Aim of the task: For the word "icon", return each line of the data in which it occurs.
------------------------------------------------------------------------
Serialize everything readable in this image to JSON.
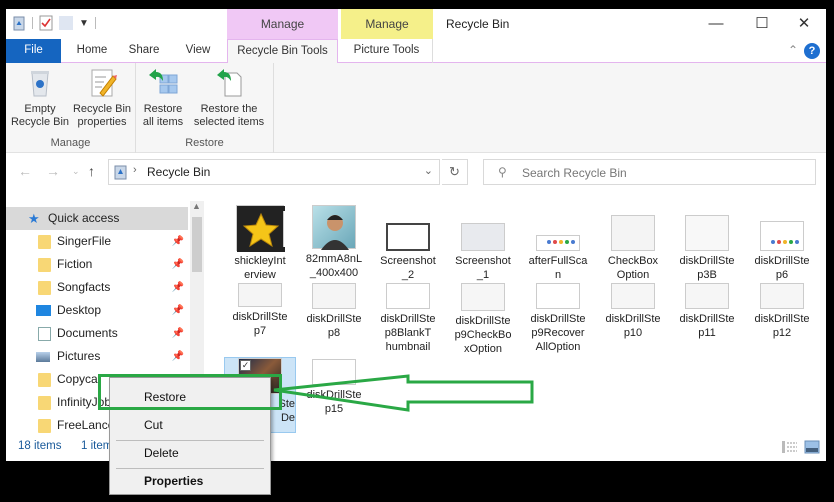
{
  "window": {
    "title": "Recycle Bin",
    "minimize": "—",
    "maximize": "☐",
    "close": "✕"
  },
  "context_tabs": [
    {
      "label": "Manage",
      "color": "#f0c8f5"
    },
    {
      "label": "Manage",
      "color": "#f5f08a"
    }
  ],
  "ribbon_tabs": [
    {
      "label": "File"
    },
    {
      "label": "Home"
    },
    {
      "label": "Share"
    },
    {
      "label": "View"
    },
    {
      "label": "Recycle Bin Tools"
    },
    {
      "label": "Picture Tools"
    }
  ],
  "ribbon": {
    "groups": [
      {
        "label": "Manage",
        "buttons": [
          {
            "line1": "Empty",
            "line2": "Recycle Bin",
            "icon": "recycle-bin-icon"
          },
          {
            "line1": "Recycle Bin",
            "line2": "properties",
            "icon": "properties-icon"
          }
        ]
      },
      {
        "label": "Restore",
        "buttons": [
          {
            "line1": "Restore",
            "line2": "all items",
            "icon": "restore-all-icon"
          },
          {
            "line1": "Restore the",
            "line2": "selected items",
            "icon": "restore-selected-icon"
          }
        ]
      }
    ]
  },
  "address": {
    "breadcrumb": "Recycle Bin",
    "search_placeholder": "Search Recycle Bin"
  },
  "nav": {
    "quick_access": "Quick access",
    "items": [
      {
        "label": "SingerFile",
        "type": "folder"
      },
      {
        "label": "Fiction",
        "type": "folder"
      },
      {
        "label": "Songfacts",
        "type": "folder"
      },
      {
        "label": "Desktop",
        "type": "desktop"
      },
      {
        "label": "Documents",
        "type": "documents"
      },
      {
        "label": "Pictures",
        "type": "pictures"
      },
      {
        "label": "Copycat",
        "type": "folder"
      },
      {
        "label": "InfinityJob",
        "type": "folder"
      },
      {
        "label": "FreeLance",
        "type": "folder"
      }
    ]
  },
  "files": [
    {
      "line1": "shickleyInt",
      "line2": "erview",
      "line3": ""
    },
    {
      "line1": "82mmA8nL",
      "line2": "_400x400",
      "line3": ""
    },
    {
      "line1": "Screenshot",
      "line2": "_2",
      "line3": ""
    },
    {
      "line1": "Screenshot",
      "line2": "_1",
      "line3": ""
    },
    {
      "line1": "afterFullSca",
      "line2": "n",
      "line3": ""
    },
    {
      "line1": "CheckBox",
      "line2": "Option",
      "line3": ""
    },
    {
      "line1": "diskDrillSte",
      "line2": "p3B",
      "line3": ""
    },
    {
      "line1": "diskDrillSte",
      "line2": "p6",
      "line3": ""
    },
    {
      "line1": "diskDrillSte",
      "line2": "p7",
      "line3": ""
    },
    {
      "line1": "diskDrillSte",
      "line2": "p8",
      "line3": ""
    },
    {
      "line1": "diskDrillSte",
      "line2": "p8BlankT",
      "line3": "humbnail"
    },
    {
      "line1": "diskDrillSte",
      "line2": "p9CheckBo",
      "line3": "xOption"
    },
    {
      "line1": "diskDrillSte",
      "line2": "p9Recover",
      "line3": "AllOption"
    },
    {
      "line1": "diskDrillSte",
      "line2": "p10",
      "line3": ""
    },
    {
      "line1": "diskDrillSte",
      "line2": "p11",
      "line3": ""
    },
    {
      "line1": "diskDrillSte",
      "line2": "p12",
      "line3": ""
    },
    {
      "line1": "Ste",
      "line2": "De",
      "line3": ""
    },
    {
      "line1": "diskDrillSte",
      "line2": "p15",
      "line3": ""
    }
  ],
  "status": {
    "count": "18 items",
    "selected": "1 item"
  },
  "context_menu": {
    "items": [
      {
        "label": "Restore"
      },
      {
        "label": "Cut"
      },
      {
        "label": "Delete"
      },
      {
        "label": "Properties"
      }
    ]
  },
  "annotation": {
    "color": "#2aa845"
  }
}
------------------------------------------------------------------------
Response to this task:
            "icon": "recycle-bin-icon"
            "icon": "properties-icon"
            "icon": "restore-all-icon"
            "icon": "restore-selected-icon"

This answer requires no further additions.